Repeat every entry word for word, skipping the pictures.

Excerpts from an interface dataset
════════════════════

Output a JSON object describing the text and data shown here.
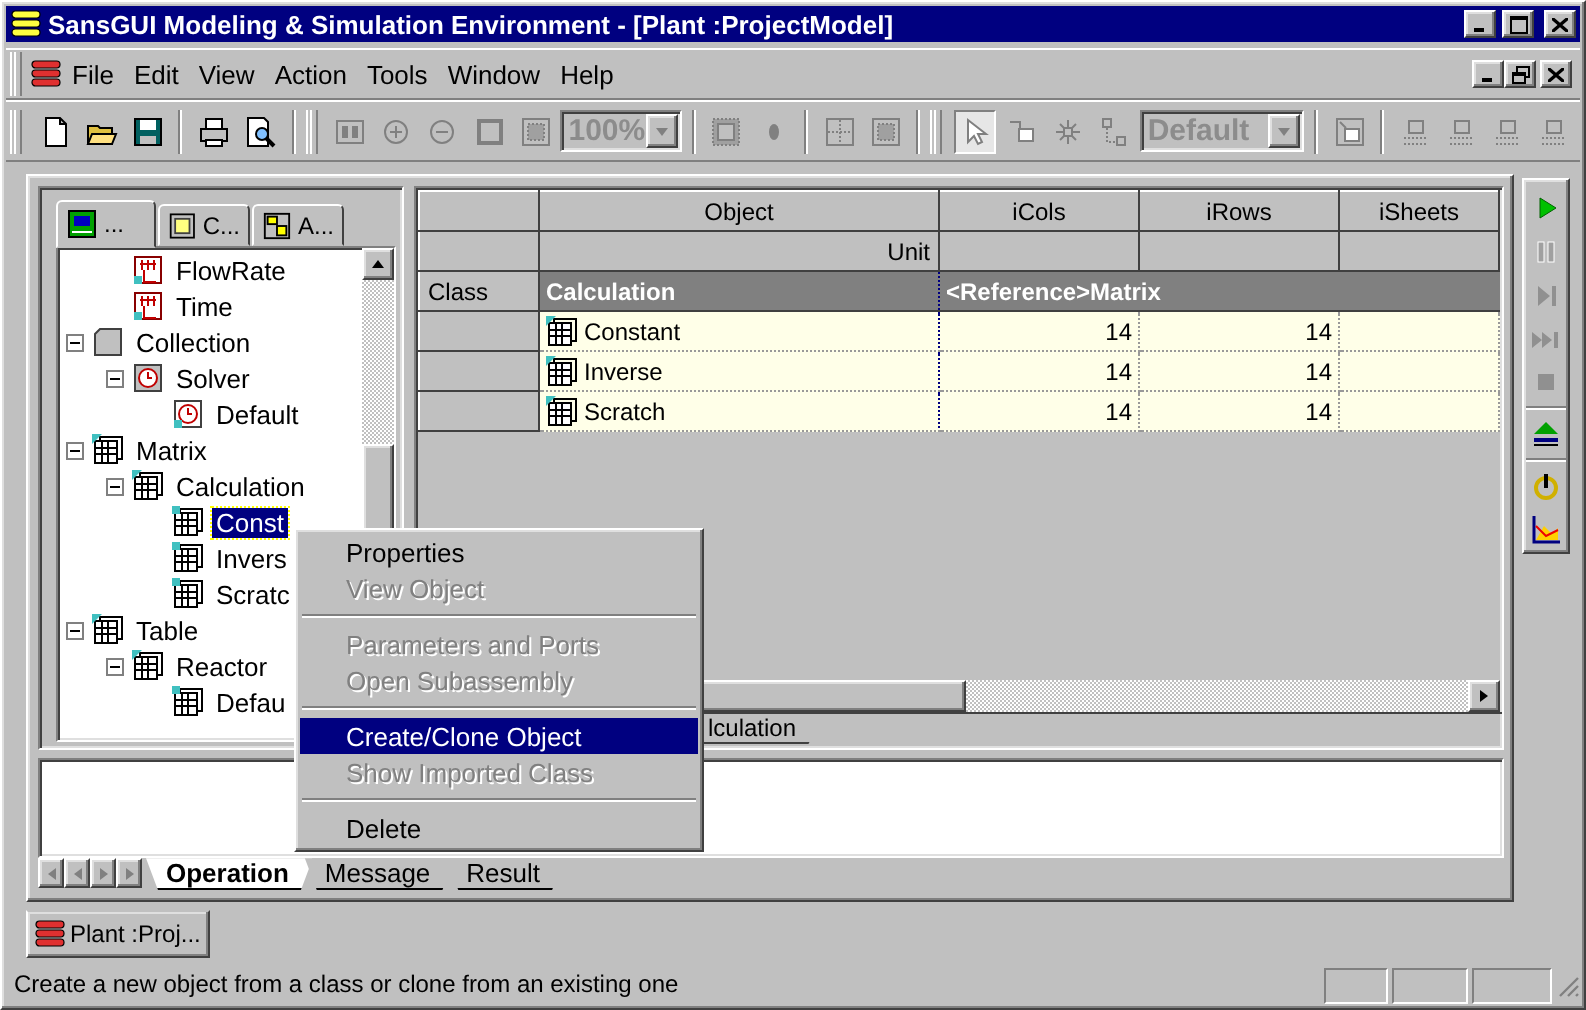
{
  "window": {
    "title": "SansGUI Modeling & Simulation Environment - [Plant :ProjectModel]"
  },
  "menu": [
    "File",
    "Edit",
    "View",
    "Action",
    "Tools",
    "Window",
    "Help"
  ],
  "toolbar": [
    {
      "kind": "grip"
    },
    {
      "kind": "new",
      "disabled": false,
      "pressed": false
    },
    {
      "kind": "open",
      "disabled": false,
      "pressed": false
    },
    {
      "kind": "save",
      "disabled": false,
      "pressed": false
    },
    {
      "kind": "separator"
    },
    {
      "kind": "print",
      "disabled": false,
      "pressed": false
    },
    {
      "kind": "preview",
      "disabled": false,
      "pressed": false
    },
    {
      "kind": "separator"
    },
    {
      "kind": "grip"
    },
    {
      "kind": "fit",
      "disabled": true,
      "pressed": false
    },
    {
      "kind": "zoom-in",
      "disabled": true,
      "pressed": false
    },
    {
      "kind": "zoom-out",
      "disabled": true,
      "pressed": false
    },
    {
      "kind": "frame",
      "disabled": true,
      "pressed": false
    },
    {
      "kind": "frame-fill",
      "disabled": true,
      "pressed": false
    },
    {
      "kind": "combo",
      "value": "100%",
      "disabled": true
    },
    {
      "kind": "separator"
    },
    {
      "kind": "grid-a",
      "disabled": true,
      "pressed": false
    },
    {
      "kind": "dot",
      "disabled": true,
      "pressed": false
    },
    {
      "kind": "separator"
    },
    {
      "kind": "grid-b",
      "disabled": true,
      "pressed": false
    },
    {
      "kind": "frame-fill",
      "disabled": true,
      "pressed": false
    },
    {
      "kind": "separator"
    },
    {
      "kind": "grip"
    },
    {
      "kind": "pointer",
      "disabled": true,
      "pressed": true
    },
    {
      "kind": "node",
      "disabled": true,
      "pressed": false
    },
    {
      "kind": "star",
      "disabled": true,
      "pressed": false
    },
    {
      "kind": "connect",
      "disabled": true,
      "pressed": false
    },
    {
      "kind": "combo",
      "value": "Default",
      "disabled": true
    },
    {
      "kind": "separator"
    },
    {
      "kind": "box",
      "disabled": true,
      "pressed": false
    },
    {
      "kind": "separator"
    },
    {
      "kind": "align",
      "disabled": true,
      "pressed": false
    },
    {
      "kind": "align",
      "disabled": true,
      "pressed": false
    },
    {
      "kind": "align",
      "disabled": true,
      "pressed": false
    },
    {
      "kind": "align",
      "disabled": true,
      "pressed": false
    }
  ],
  "explorer": {
    "tabs": [
      {
        "label": "...",
        "kind": "model",
        "selected": true
      },
      {
        "label": "C...",
        "kind": "class",
        "selected": false
      },
      {
        "label": "A...",
        "kind": "assembly",
        "selected": false
      }
    ],
    "tree": [
      {
        "children": [
          {
            "label": "FlowRate",
            "kind": "chart",
            "selected": false
          },
          {
            "label": "Time",
            "kind": "chart",
            "selected": false
          }
        ]
      },
      {
        "label": "Collection",
        "kind": "collection",
        "selected": false,
        "expanded": true,
        "children": [
          {
            "label": "Solver",
            "kind": "solver",
            "selected": false,
            "expanded": true,
            "children": [
              {
                "label": "Default",
                "kind": "solver-item",
                "selected": false
              }
            ]
          }
        ]
      },
      {
        "label": "Matrix",
        "kind": "matrix",
        "selected": false,
        "expanded": true,
        "children": [
          {
            "label": "Calculation",
            "kind": "matrix",
            "selected": false,
            "expanded": true,
            "children": [
              {
                "label": "Const",
                "kind": "matrix-item",
                "selected": true
              },
              {
                "label": "Invers",
                "kind": "matrix-item",
                "selected": false
              },
              {
                "label": "Scratc",
                "kind": "matrix-item",
                "selected": false
              }
            ]
          }
        ]
      },
      {
        "label": "Table",
        "kind": "matrix",
        "selected": false,
        "expanded": true,
        "children": [
          {
            "label": "Reactor",
            "kind": "matrix",
            "selected": false,
            "expanded": true,
            "children": [
              {
                "label": "Defau",
                "kind": "matrix-item",
                "selected": false
              }
            ]
          }
        ]
      }
    ]
  },
  "grid": {
    "columns": [
      "Object",
      "iCols",
      "iRows",
      "iSheets"
    ],
    "unit_label": "Unit",
    "class_row": {
      "header": "Class",
      "name": "Calculation",
      "reference": "<Reference>Matrix"
    },
    "rows": [
      {
        "object": "Constant",
        "icols": "14",
        "irows": "14"
      },
      {
        "object": "Inverse",
        "icols": "14",
        "irows": "14"
      },
      {
        "object": "Scratch",
        "icols": "14",
        "irows": "14"
      }
    ],
    "sheet_tabs": [
      {
        "label": "lculation",
        "selected": true
      }
    ]
  },
  "vertical_toolbar": [
    {
      "kind": "play",
      "disabled": false
    },
    {
      "kind": "pause",
      "disabled": true
    },
    {
      "kind": "step",
      "disabled": true
    },
    {
      "kind": "fast",
      "disabled": true
    },
    {
      "kind": "stop",
      "disabled": true
    },
    {
      "kind": "separator"
    },
    {
      "kind": "eject",
      "disabled": false
    },
    {
      "kind": "separator"
    },
    {
      "kind": "power",
      "disabled": false
    },
    {
      "kind": "plot",
      "disabled": false
    }
  ],
  "output_tabs": [
    {
      "label": "Operation",
      "selected": true
    },
    {
      "label": "Message",
      "selected": false
    },
    {
      "label": "Result",
      "selected": false
    }
  ],
  "context_menu": [
    {
      "kind": "item",
      "label": "Properties",
      "disabled": false,
      "selected": false
    },
    {
      "kind": "item",
      "label": "View Object",
      "disabled": true,
      "selected": false
    },
    {
      "kind": "separator"
    },
    {
      "kind": "item",
      "label": "Parameters and Ports",
      "disabled": true,
      "selected": false
    },
    {
      "kind": "item",
      "label": "Open Subassembly",
      "disabled": true,
      "selected": false
    },
    {
      "kind": "separator"
    },
    {
      "kind": "item",
      "label": "Create/Clone Object",
      "disabled": false,
      "selected": true
    },
    {
      "kind": "item",
      "label": "Show Imported Class",
      "disabled": true,
      "selected": false
    },
    {
      "kind": "separator"
    },
    {
      "kind": "item",
      "label": "Delete",
      "disabled": false,
      "selected": false
    }
  ],
  "task_tabs": [
    {
      "label": "Plant :Proj...",
      "selected": true
    }
  ],
  "status_bar": {
    "text": "Create a new object from a class or clone from an existing one"
  }
}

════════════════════

▶ [Exercise result]
Output a JSON object describing the text and data shown here.
{
  "window": {
    "title": "SansGUI Modeling & Simulation Environment - [Plant :ProjectModel]"
  },
  "menu": [
    "File",
    "Edit",
    "View",
    "Action",
    "Tools",
    "Window",
    "Help"
  ],
  "toolbar": [
    {
      "kind": "grip"
    },
    {
      "kind": "new",
      "disabled": false,
      "pressed": false
    },
    {
      "kind": "open",
      "disabled": false,
      "pressed": false
    },
    {
      "kind": "save",
      "disabled": false,
      "pressed": false
    },
    {
      "kind": "separator"
    },
    {
      "kind": "print",
      "disabled": false,
      "pressed": false
    },
    {
      "kind": "preview",
      "disabled": false,
      "pressed": false
    },
    {
      "kind": "separator"
    },
    {
      "kind": "grip"
    },
    {
      "kind": "fit",
      "disabled": true,
      "pressed": false
    },
    {
      "kind": "zoom-in",
      "disabled": true,
      "pressed": false
    },
    {
      "kind": "zoom-out",
      "disabled": true,
      "pressed": false
    },
    {
      "kind": "frame",
      "disabled": true,
      "pressed": false
    },
    {
      "kind": "frame-fill",
      "disabled": true,
      "pressed": false
    },
    {
      "kind": "combo",
      "value": "100%",
      "disabled": true
    },
    {
      "kind": "separator"
    },
    {
      "kind": "grid-a",
      "disabled": true,
      "pressed": false
    },
    {
      "kind": "dot",
      "disabled": true,
      "pressed": false
    },
    {
      "kind": "separator"
    },
    {
      "kind": "grid-b",
      "disabled": true,
      "pressed": false
    },
    {
      "kind": "frame-fill",
      "disabled": true,
      "pressed": false
    },
    {
      "kind": "separator"
    },
    {
      "kind": "grip"
    },
    {
      "kind": "pointer",
      "disabled": true,
      "pressed": true
    },
    {
      "kind": "node",
      "disabled": true,
      "pressed": false
    },
    {
      "kind": "star",
      "disabled": true,
      "pressed": false
    },
    {
      "kind": "connect",
      "disabled": true,
      "pressed": false
    },
    {
      "kind": "combo",
      "value": "Default",
      "disabled": true
    },
    {
      "kind": "separator"
    },
    {
      "kind": "box",
      "disabled": true,
      "pressed": false
    },
    {
      "kind": "separator"
    },
    {
      "kind": "align",
      "disabled": true,
      "pressed": false
    },
    {
      "kind": "align",
      "disabled": true,
      "pressed": false
    },
    {
      "kind": "align",
      "disabled": true,
      "pressed": false
    },
    {
      "kind": "align",
      "disabled": true,
      "pressed": false
    }
  ],
  "explorer": {
    "tabs": [
      {
        "label": "...",
        "kind": "model",
        "selected": true
      },
      {
        "label": "C...",
        "kind": "class",
        "selected": false
      },
      {
        "label": "A...",
        "kind": "assembly",
        "selected": false
      }
    ],
    "tree": [
      {
        "children": [
          {
            "label": "FlowRate",
            "kind": "chart",
            "selected": false
          },
          {
            "label": "Time",
            "kind": "chart",
            "selected": false
          }
        ]
      },
      {
        "label": "Collection",
        "kind": "collection",
        "selected": false,
        "expanded": true,
        "children": [
          {
            "label": "Solver",
            "kind": "solver",
            "selected": false,
            "expanded": true,
            "children": [
              {
                "label": "Default",
                "kind": "solver-item",
                "selected": false
              }
            ]
          }
        ]
      },
      {
        "label": "Matrix",
        "kind": "matrix",
        "selected": false,
        "expanded": true,
        "children": [
          {
            "label": "Calculation",
            "kind": "matrix",
            "selected": false,
            "expanded": true,
            "children": [
              {
                "label": "Const",
                "kind": "matrix-item",
                "selected": true
              },
              {
                "label": "Invers",
                "kind": "matrix-item",
                "selected": false
              },
              {
                "label": "Scratc",
                "kind": "matrix-item",
                "selected": false
              }
            ]
          }
        ]
      },
      {
        "label": "Table",
        "kind": "matrix",
        "selected": false,
        "expanded": true,
        "children": [
          {
            "label": "Reactor",
            "kind": "matrix",
            "selected": false,
            "expanded": true,
            "children": [
              {
                "label": "Defau",
                "kind": "matrix-item",
                "selected": false
              }
            ]
          }
        ]
      }
    ]
  },
  "grid": {
    "columns": [
      "Object",
      "iCols",
      "iRows",
      "iSheets"
    ],
    "unit_label": "Unit",
    "class_row": {
      "header": "Class",
      "name": "Calculation",
      "reference": "<Reference>Matrix"
    },
    "rows": [
      {
        "object": "Constant",
        "icols": "14",
        "irows": "14"
      },
      {
        "object": "Inverse",
        "icols": "14",
        "irows": "14"
      },
      {
        "object": "Scratch",
        "icols": "14",
        "irows": "14"
      }
    ],
    "sheet_tabs": [
      {
        "label": "lculation",
        "selected": true
      }
    ]
  },
  "vertical_toolbar": [
    {
      "kind": "play",
      "disabled": false
    },
    {
      "kind": "pause",
      "disabled": true
    },
    {
      "kind": "step",
      "disabled": true
    },
    {
      "kind": "fast",
      "disabled": true
    },
    {
      "kind": "stop",
      "disabled": true
    },
    {
      "kind": "separator"
    },
    {
      "kind": "eject",
      "disabled": false
    },
    {
      "kind": "separator"
    },
    {
      "kind": "power",
      "disabled": false
    },
    {
      "kind": "plot",
      "disabled": false
    }
  ],
  "output_tabs": [
    {
      "label": "Operation",
      "selected": true
    },
    {
      "label": "Message",
      "selected": false
    },
    {
      "label": "Result",
      "selected": false
    }
  ],
  "context_menu": [
    {
      "kind": "item",
      "label": "Properties",
      "disabled": false,
      "selected": false
    },
    {
      "kind": "item",
      "label": "View Object",
      "disabled": true,
      "selected": false
    },
    {
      "kind": "separator"
    },
    {
      "kind": "item",
      "label": "Parameters and Ports",
      "disabled": true,
      "selected": false
    },
    {
      "kind": "item",
      "label": "Open Subassembly",
      "disabled": true,
      "selected": false
    },
    {
      "kind": "separator"
    },
    {
      "kind": "item",
      "label": "Create/Clone Object",
      "disabled": false,
      "selected": true
    },
    {
      "kind": "item",
      "label": "Show Imported Class",
      "disabled": true,
      "selected": false
    },
    {
      "kind": "separator"
    },
    {
      "kind": "item",
      "label": "Delete",
      "disabled": false,
      "selected": false
    }
  ],
  "task_tabs": [
    {
      "label": "Plant :Proj...",
      "selected": true
    }
  ],
  "status_bar": {
    "text": "Create a new object from a class or clone from an existing one"
  }
}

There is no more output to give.